A.W. Tozer once stated “What comes into our minds when we think about God is the most important thing about us.” Following that train of thought further…what we truly believe about God, and therefore ourselves and others, is the most important thing about us. Jesus summed up the old testament law by saying “Love the Lord your God with all your heart and with all your soul and with all your strength and with all your mind’; and, ‘Love your neighbor as yourself'” (Luke 10:27). So the degree to which we love others is directly correlated to our ability to love ourselves. And our ability to love ourselves is directly correlated to our ability to love God and understand who He truly is. When we don’t have a right view of God, we won’t have a right view of ourselves and our value, which will lead us to seek worth in other ways.

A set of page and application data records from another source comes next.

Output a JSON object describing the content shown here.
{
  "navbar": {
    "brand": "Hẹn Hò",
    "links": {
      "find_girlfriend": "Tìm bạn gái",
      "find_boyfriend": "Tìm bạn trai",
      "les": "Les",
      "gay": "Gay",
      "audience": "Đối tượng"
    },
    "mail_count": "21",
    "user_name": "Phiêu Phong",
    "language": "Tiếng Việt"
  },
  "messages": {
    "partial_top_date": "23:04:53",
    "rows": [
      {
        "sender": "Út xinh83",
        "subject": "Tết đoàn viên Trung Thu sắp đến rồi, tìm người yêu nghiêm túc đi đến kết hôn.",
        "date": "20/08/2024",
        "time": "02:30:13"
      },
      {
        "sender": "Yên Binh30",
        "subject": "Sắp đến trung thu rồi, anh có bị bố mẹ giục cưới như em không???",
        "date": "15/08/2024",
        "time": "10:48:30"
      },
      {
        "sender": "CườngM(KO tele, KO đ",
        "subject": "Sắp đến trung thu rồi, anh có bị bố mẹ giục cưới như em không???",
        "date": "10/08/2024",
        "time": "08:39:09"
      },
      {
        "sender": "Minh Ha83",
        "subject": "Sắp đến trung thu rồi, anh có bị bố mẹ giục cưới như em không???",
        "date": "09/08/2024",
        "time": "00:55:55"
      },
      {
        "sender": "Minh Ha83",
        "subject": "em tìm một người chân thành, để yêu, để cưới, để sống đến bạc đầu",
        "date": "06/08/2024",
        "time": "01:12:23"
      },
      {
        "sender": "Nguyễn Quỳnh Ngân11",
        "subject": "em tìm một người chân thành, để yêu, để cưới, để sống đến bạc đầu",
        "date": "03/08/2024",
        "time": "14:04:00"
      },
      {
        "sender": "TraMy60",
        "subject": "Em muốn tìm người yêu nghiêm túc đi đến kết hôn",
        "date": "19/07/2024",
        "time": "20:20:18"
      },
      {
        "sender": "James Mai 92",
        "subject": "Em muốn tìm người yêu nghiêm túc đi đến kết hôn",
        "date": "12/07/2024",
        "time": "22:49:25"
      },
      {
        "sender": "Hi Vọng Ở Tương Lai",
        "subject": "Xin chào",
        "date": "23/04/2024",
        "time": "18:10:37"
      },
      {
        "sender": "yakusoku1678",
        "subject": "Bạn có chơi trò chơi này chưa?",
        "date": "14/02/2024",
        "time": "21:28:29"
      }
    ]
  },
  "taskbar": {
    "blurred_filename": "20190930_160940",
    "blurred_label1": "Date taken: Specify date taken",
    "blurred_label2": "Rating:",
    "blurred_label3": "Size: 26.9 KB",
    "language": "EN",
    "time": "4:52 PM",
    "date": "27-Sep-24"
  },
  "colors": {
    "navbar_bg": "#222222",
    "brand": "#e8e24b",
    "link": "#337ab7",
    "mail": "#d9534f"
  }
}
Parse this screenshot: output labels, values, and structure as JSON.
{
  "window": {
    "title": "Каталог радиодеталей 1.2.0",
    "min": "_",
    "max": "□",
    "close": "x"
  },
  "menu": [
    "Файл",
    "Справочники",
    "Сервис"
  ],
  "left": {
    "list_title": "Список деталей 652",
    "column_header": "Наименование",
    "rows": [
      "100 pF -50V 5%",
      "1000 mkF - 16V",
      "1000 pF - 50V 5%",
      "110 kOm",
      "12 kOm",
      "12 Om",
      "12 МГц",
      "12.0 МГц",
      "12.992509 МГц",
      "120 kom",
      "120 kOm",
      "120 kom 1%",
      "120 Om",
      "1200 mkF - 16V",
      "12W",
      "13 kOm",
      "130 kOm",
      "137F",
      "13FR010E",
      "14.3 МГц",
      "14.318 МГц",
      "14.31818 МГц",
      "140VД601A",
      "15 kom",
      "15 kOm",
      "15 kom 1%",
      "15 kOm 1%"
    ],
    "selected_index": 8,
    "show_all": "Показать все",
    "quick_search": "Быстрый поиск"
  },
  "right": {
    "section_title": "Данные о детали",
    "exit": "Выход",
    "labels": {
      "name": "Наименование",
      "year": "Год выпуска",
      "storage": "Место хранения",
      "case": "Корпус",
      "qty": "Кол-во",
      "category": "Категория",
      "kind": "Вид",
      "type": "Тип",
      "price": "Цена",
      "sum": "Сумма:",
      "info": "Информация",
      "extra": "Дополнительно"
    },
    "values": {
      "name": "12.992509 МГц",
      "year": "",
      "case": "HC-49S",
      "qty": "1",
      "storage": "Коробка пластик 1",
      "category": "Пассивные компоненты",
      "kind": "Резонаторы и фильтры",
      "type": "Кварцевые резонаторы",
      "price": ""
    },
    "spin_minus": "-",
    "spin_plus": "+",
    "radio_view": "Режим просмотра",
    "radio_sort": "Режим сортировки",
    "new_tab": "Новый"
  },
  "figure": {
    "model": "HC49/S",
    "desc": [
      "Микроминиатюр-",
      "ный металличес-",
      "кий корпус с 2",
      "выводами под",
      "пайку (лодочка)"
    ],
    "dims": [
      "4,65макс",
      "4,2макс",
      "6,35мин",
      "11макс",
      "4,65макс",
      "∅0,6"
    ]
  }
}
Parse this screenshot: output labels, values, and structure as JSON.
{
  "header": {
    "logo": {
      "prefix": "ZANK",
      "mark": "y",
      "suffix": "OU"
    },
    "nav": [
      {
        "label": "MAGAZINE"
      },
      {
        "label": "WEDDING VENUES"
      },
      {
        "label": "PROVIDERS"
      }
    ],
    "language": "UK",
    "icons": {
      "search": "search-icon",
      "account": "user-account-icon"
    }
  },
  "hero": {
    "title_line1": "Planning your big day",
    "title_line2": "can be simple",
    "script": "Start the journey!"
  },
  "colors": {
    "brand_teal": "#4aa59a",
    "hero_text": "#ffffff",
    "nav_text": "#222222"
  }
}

If we could get identity from our performance, then Jesus died in vain.
Attempting to perform to get our worth from anyone, be it ourselves, God, or other people will always end in futility. Performance is the essence of man made religion, which teaches you to do good in an attempt to be loved by God. But Christianity teaches that since we are already loved by God, we do good as a result. We don’t do good in order to earn God’s love, we do good as a result of already receiving God’s love.
Think about this…if we could get identity from our performance, then Jesus died in vain. Jesus’ whole mission on earth was to live the perfect life that we could never live, fully obeying God the Father, and die taking the punishment and separation from God that we deserve as a result of our rebellion and sin. Jesus already performed for the approval of God for us. It’s done. Through Jesus, we can be fully loved and fully approved of by God.
So Christian, rest in your value as an image bearer and your new identity as a son, a daughter, who has been adopted into His family. Dwell on who God says you are and how much He values you. Meditate on times in life where you have felt His love and experienced His acceptance.
You’re not defined by what you’ve done to someone, you’re not defined by what you’ve done to yourself, you’re not defined by what’s been done to you, you’re defined by Jesus and the identity that He has given you as His beloved son or daughter.
And if you wouldn’t call yourself a follower of Jesus, know how much love God has for you and how much value you have as His image bearer. God desires to have a personal relationship with you. 1 Timothy 2:4 says that God “desires all people to be saved and to come to the knowledge of the truth.” Seek Him. He is worth it. You were created to know Him.
RECOMMENDED NEXT STEP
Download the Working Through Pain document. This will help you identify and work through painful life experiences in life that have led to broken core beliefs about yourself, God, and others. It will give you practical steps to implement Biblical scripture meditation to fight lies and to renew your mind.